■ **What the task asks**:
Copy every line in the records below that contains the word "data".

● ● ● ●

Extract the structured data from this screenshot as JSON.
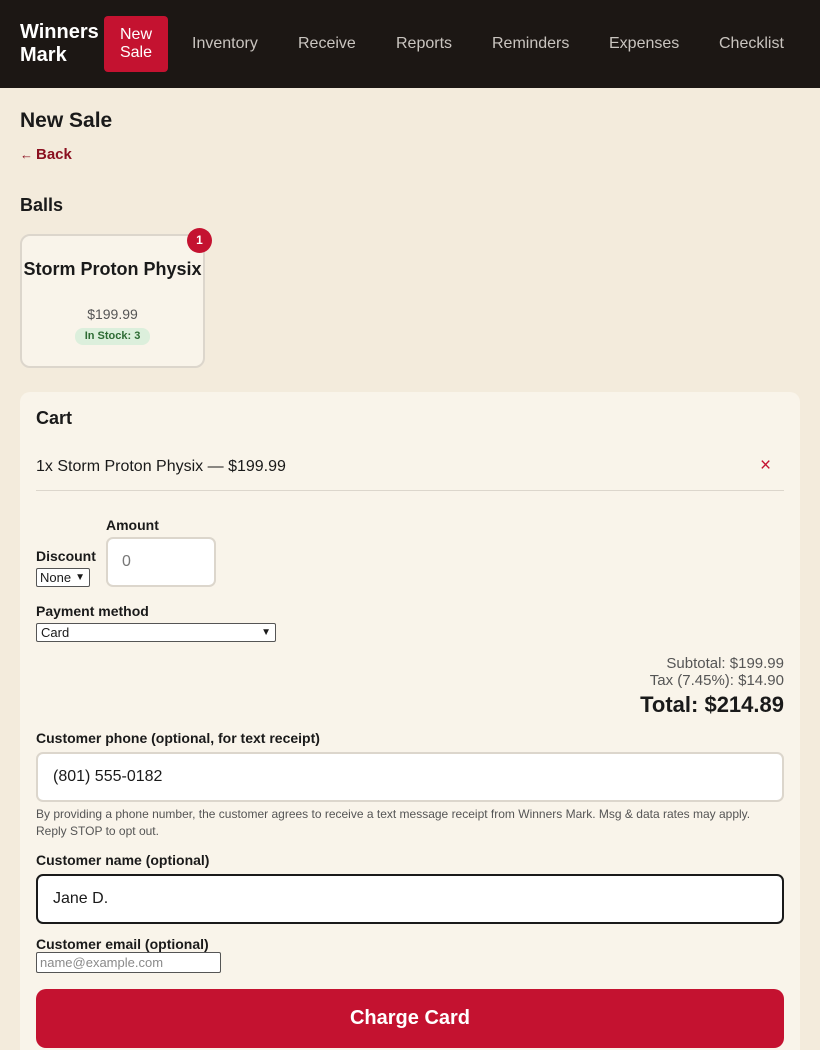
{
  "nav": {
    "brand": "Winners Mark",
    "items": [
      {
        "label": "New Sale",
        "active": true
      },
      {
        "label": "Inventory"
      },
      {
        "label": "Receive"
      },
      {
        "label": "Reports"
      },
      {
        "label": "Reminders"
      },
      {
        "label": "Expenses"
      },
      {
        "label": "Checklist"
      }
    ]
  },
  "page": {
    "title": "New Sale",
    "back_arrow": "←",
    "back_label": "Back"
  },
  "catalog": {
    "section_title": "Balls",
    "products": [
      {
        "name": "Storm Proton Physix",
        "price": "$199.99",
        "stock": "In Stock: 3",
        "cart_count": "1"
      }
    ]
  },
  "cart": {
    "title": "Cart",
    "items": [
      {
        "text": "1x Storm Proton Physix — $199.99",
        "remove_icon": "×"
      }
    ],
    "discount": {
      "label": "Discount",
      "selected": "None",
      "amount_label": "Amount",
      "amount_placeholder": "0"
    },
    "payment": {
      "label": "Payment method",
      "selected": "Card"
    },
    "totals": {
      "subtotal": "Subtotal: $199.99",
      "tax": "Tax (7.45%): $14.90",
      "total": "Total: $214.89"
    },
    "customer_phone": {
      "label": "Customer phone (optional, for text receipt)",
      "value": "(801) 555-0182"
    },
    "consent_text": "By providing a phone number, the customer agrees to receive a text message receipt from Winners Mark. Msg & data rates may apply. Reply STOP to opt out.",
    "customer_name": {
      "label": "Customer name (optional)",
      "value": "Jane D."
    },
    "customer_email": {
      "label": "Customer email (optional)",
      "placeholder": "name@example.com"
    },
    "charge_label": "Charge Card"
  },
  "colors": {
    "accent": "#c41230",
    "nav_bg": "#1c1714",
    "page_bg": "#f3ebdc",
    "panel_bg": "#f9f4ea"
  }
}
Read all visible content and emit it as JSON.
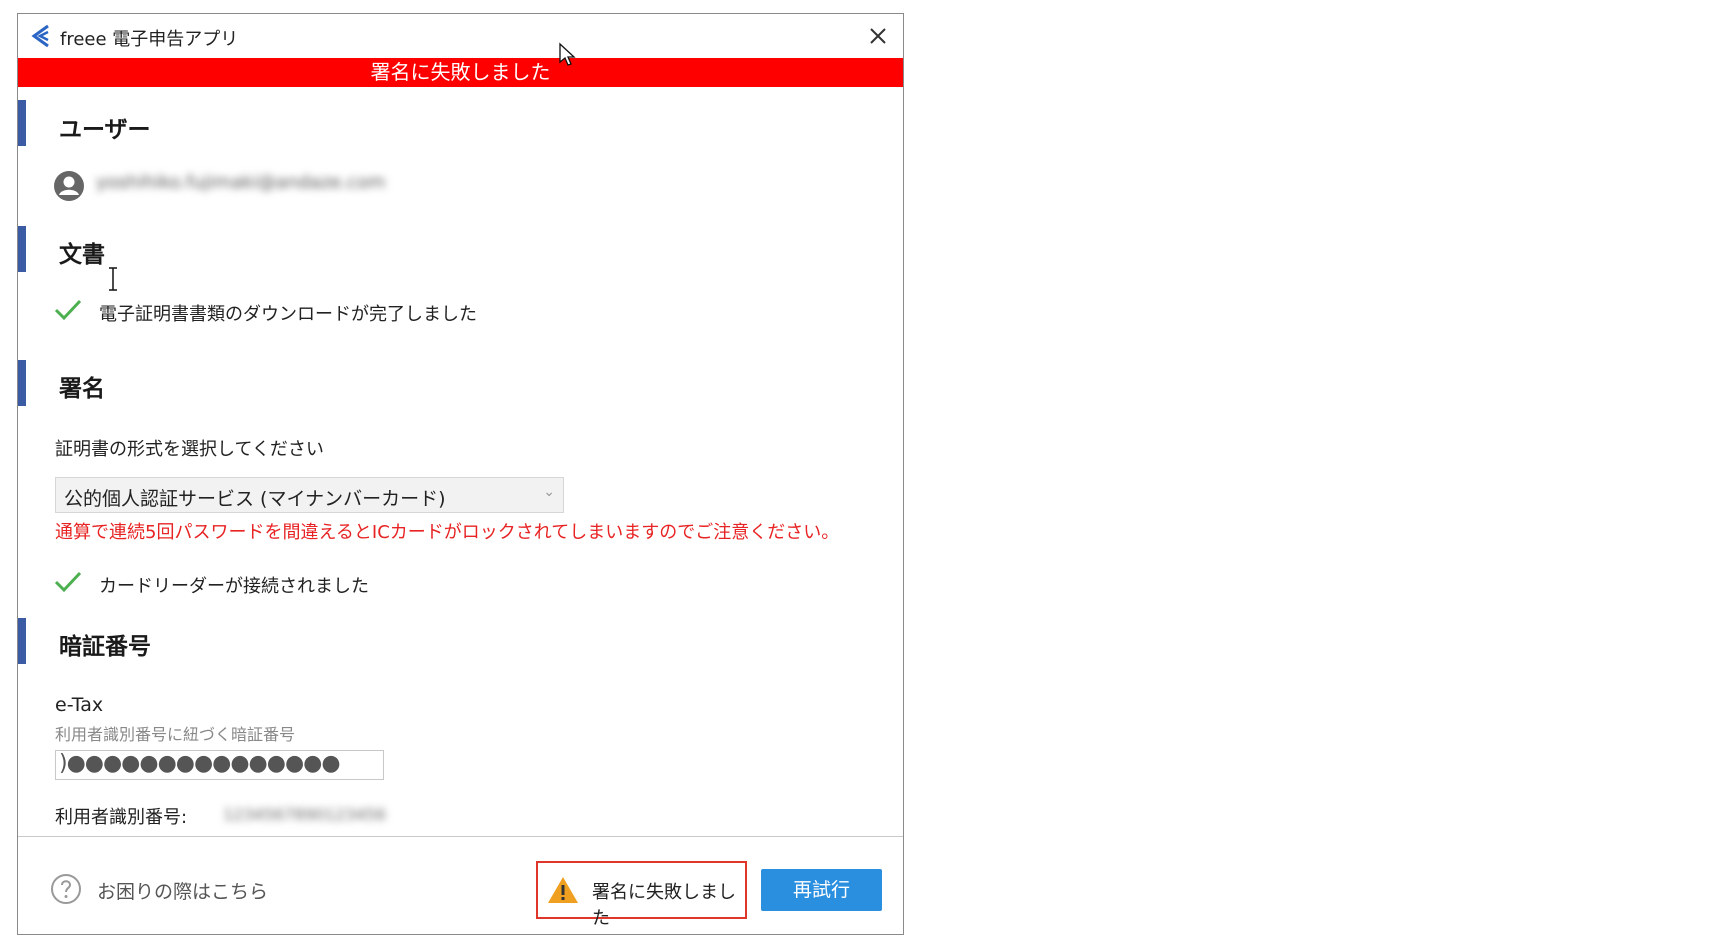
{
  "window": {
    "title": "freee 電子申告アプリ",
    "close_icon": "close-icon"
  },
  "banner": {
    "text": "署名に失敗しました",
    "color": "#ff0000"
  },
  "sections": {
    "user": {
      "title": "ユーザー",
      "email": "yoshihiko.fujimaki@andaze.com"
    },
    "document": {
      "title": "文書",
      "status": "電子証明書書類のダウンロードが完了しました"
    },
    "signature": {
      "title": "署名",
      "prompt": "証明書の形式を選択してください",
      "selected": "公的個人認証サービス (マイナンバーカード)",
      "warning": "通算で連続5回パスワードを間違えるとICカードがロックされてしまいますのでご注意ください。",
      "reader_status": "カードリーダーが接続されました"
    },
    "pin": {
      "title": "暗証番号",
      "label": "e-Tax",
      "sublabel": "利用者識別番号に紐づく暗証番号",
      "value": ")●●●●●●●●●●●●●●●",
      "userid_label": "利用者識別番号:",
      "userid_value": "1234567890123456"
    }
  },
  "footer": {
    "help_text": "お困りの際はこちら",
    "status_text": "署名に失敗しました",
    "retry_label": "再試行"
  },
  "colors": {
    "accent": "#2b8fe0",
    "section_bar": "#3b5ba5",
    "error": "#e82323",
    "success": "#4caf50",
    "warning": "#f0a020"
  }
}
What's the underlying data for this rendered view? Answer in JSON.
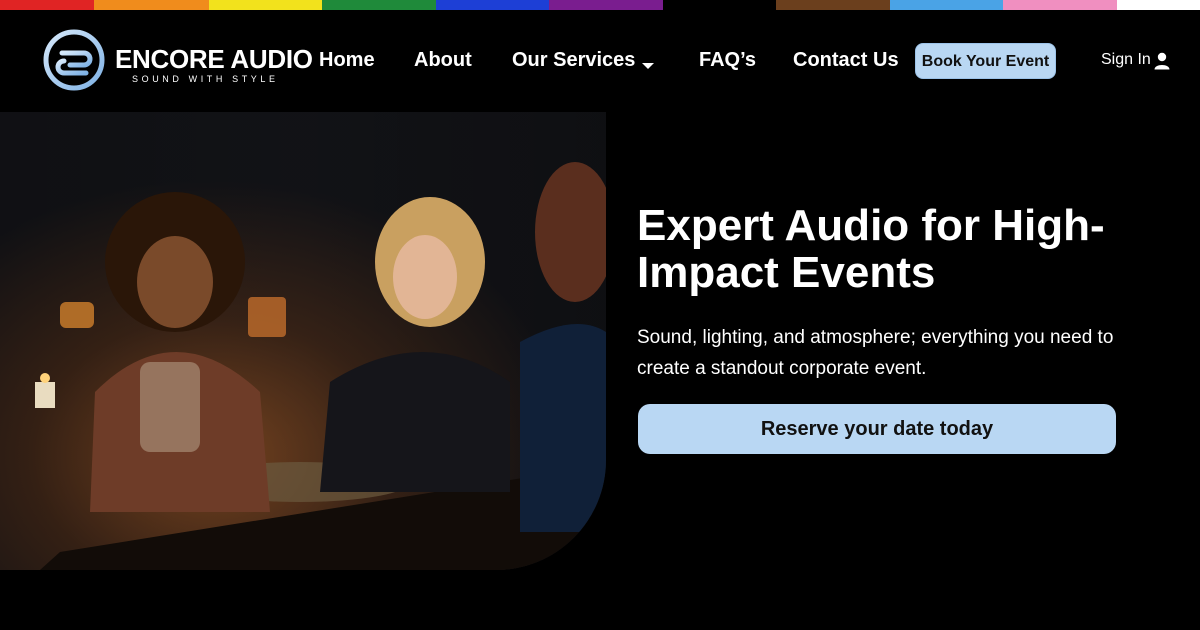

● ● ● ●

■ **Exercise output**:
Extract the structured data from this screenshot as JSON.
    "consent_text": "By providing a phone number, the customer agrees to receive a text message receipt from Winners Mark. Msg & data rates may apply. Reply STOP to opt out.",
What's the underlying data for this rendered view? Answer in JSON.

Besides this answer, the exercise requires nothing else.